*** RECORDS PROVIDED Section Begins ***

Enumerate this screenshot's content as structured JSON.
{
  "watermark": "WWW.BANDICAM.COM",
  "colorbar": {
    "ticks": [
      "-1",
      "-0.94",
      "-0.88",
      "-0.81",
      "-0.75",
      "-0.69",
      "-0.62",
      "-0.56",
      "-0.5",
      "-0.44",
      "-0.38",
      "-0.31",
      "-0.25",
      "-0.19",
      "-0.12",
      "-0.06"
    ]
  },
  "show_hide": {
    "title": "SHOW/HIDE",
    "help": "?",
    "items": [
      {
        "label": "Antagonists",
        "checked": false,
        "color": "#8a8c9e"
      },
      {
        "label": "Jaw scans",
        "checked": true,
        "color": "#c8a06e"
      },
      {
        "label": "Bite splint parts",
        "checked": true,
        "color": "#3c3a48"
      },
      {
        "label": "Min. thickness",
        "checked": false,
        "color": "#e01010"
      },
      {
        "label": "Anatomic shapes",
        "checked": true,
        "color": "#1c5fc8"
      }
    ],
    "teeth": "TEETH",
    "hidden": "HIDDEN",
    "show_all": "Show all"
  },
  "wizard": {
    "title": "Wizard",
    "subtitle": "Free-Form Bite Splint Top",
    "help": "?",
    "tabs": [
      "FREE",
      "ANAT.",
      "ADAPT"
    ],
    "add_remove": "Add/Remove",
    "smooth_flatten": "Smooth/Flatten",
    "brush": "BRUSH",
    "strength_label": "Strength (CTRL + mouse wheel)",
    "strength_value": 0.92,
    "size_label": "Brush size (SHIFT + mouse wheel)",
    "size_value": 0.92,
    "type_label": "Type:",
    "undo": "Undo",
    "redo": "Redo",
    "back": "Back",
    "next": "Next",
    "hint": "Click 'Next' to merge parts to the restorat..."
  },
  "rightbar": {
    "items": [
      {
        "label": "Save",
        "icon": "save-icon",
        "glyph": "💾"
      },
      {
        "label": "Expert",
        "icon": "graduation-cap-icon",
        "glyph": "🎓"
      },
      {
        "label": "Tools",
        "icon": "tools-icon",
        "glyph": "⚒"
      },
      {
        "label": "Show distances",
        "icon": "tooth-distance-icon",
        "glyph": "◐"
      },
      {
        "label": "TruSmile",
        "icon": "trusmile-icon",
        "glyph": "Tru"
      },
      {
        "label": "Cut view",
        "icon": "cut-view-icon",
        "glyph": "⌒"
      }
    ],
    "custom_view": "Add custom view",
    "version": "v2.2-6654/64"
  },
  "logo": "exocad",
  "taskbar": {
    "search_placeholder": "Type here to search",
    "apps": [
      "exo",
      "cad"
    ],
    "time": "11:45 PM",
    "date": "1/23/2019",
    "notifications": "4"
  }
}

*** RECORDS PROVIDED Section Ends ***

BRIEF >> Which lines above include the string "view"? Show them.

ANSWER SECTION >>
        "label": "Cut view",
        "icon": "cut-view-icon",
    "custom_view": "Add custom view",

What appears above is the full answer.